| Data about app and page elements |
------------

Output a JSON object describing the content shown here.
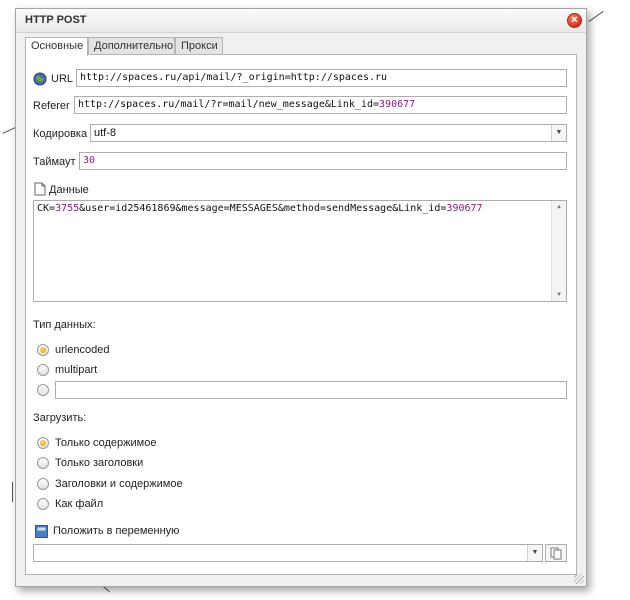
{
  "window": {
    "title": "HTTP POST",
    "close_glyph": "×"
  },
  "tabs": [
    {
      "label": "Основные",
      "active": true
    },
    {
      "label": "Дополнительно",
      "active": false
    },
    {
      "label": "Прокси",
      "active": false
    }
  ],
  "fields": {
    "url": {
      "label": "URL",
      "value": "http://spaces.ru/api/mail/?_origin=http://spaces.ru"
    },
    "referer": {
      "label": "Referer",
      "value_text": "http://spaces.ru/mail/?r=mail/new_message&Link_id=",
      "value_num": "390677"
    },
    "encoding": {
      "label": "Кодировка",
      "value": "utf-8"
    },
    "timeout": {
      "label": "Таймаут",
      "value": "30"
    },
    "data": {
      "label": "Данные",
      "value_parts": [
        "CK=",
        "3755",
        "&user=id25461869&message=MESSAGES&method=sendMessage&Link_id=",
        "390677"
      ]
    }
  },
  "data_type": {
    "label": "Тип данных:",
    "options": [
      {
        "label": "urlencoded",
        "checked": true
      },
      {
        "label": "multipart",
        "checked": false
      },
      {
        "label": "",
        "checked": false,
        "has_input": true,
        "input_value": ""
      }
    ]
  },
  "load": {
    "label": "Загрузить:",
    "options": [
      {
        "label": "Только содержимое",
        "checked": true
      },
      {
        "label": "Только заголовки",
        "checked": false
      },
      {
        "label": "Заголовки и содержимое",
        "checked": false
      },
      {
        "label": "Как файл",
        "checked": false
      }
    ]
  },
  "save_to_var": {
    "label": "Положить в переменную",
    "value": ""
  },
  "icons": {
    "url": "globe-icon",
    "data": "document-icon",
    "save": "variable-icon",
    "copy": "copy-icon",
    "dropdown": "chevron-down-icon",
    "close": "close-icon"
  },
  "colors": {
    "number_highlight": "#8b1a8b",
    "radio_checked": "#e2a010",
    "close": "#d0311f"
  }
}
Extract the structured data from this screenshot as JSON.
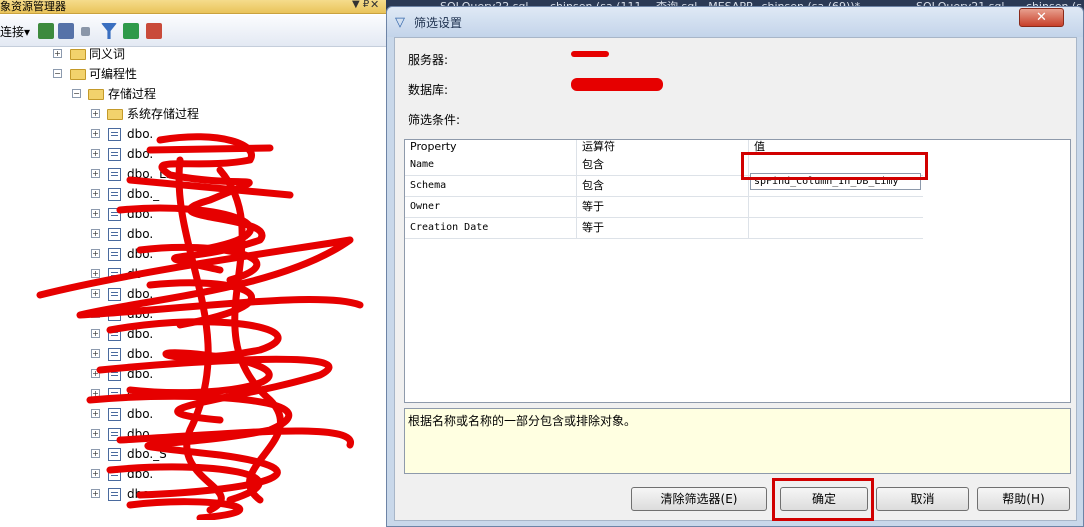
{
  "explorer": {
    "title": "象资源管理器",
    "pin_glyph": "▼ ₽",
    "close_glyph": "✕",
    "toolbar": {
      "connect_label": "连接▾"
    },
    "tree": {
      "synonyms": "同义词",
      "programmability": "可编程性",
      "stored_procedures": "存储过程",
      "system_stored_procedures": "系统存储过程",
      "procedures": [
        "dbo.",
        "dbo.",
        "dbo._Ls",
        "dbo._",
        "dbo.",
        "dbo.",
        "dbo.",
        "db",
        "dbo.",
        "dbo.",
        "dbo.",
        "dbo.",
        "dbo.",
        "dbo.S",
        "dbo.",
        "dbo.",
        "dbo._S",
        "dbo.",
        "dbo."
      ]
    }
  },
  "editor_tabs": [
    "SQLQuery22.sql - ...chinsen (sa (111))",
    "查询.sql - MESAPP...chinsen (sa (69))*",
    "SQLQuery21.sql - ...chinsen (s"
  ],
  "dialog": {
    "title": "筛选设置",
    "close_label": "✕",
    "server_label": "服务器:",
    "database_label": "数据库:",
    "filter_label": "筛选条件:",
    "grid": {
      "headers": [
        "Property",
        "运算符",
        "值"
      ],
      "rows": [
        {
          "property": "Name",
          "operator": "包含",
          "value": "spFind_Column_In_DB_Limy"
        },
        {
          "property": "Schema",
          "operator": "包含",
          "value": ""
        },
        {
          "property": "Owner",
          "operator": "等于",
          "value": ""
        },
        {
          "property": "Creation Date",
          "operator": "等于",
          "value": ""
        }
      ]
    },
    "description": "根据名称或名称的一部分包含或排除对象。",
    "buttons": {
      "clear": "清除筛选器(E)",
      "ok": "确定",
      "cancel": "取消",
      "help": "帮助(H)"
    }
  },
  "colors": {
    "annotation_red": "#d10000",
    "redaction_red": "#e60000",
    "description_bg": "#ffffe1"
  }
}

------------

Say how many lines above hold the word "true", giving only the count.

| THE COMPLETED TASK |
4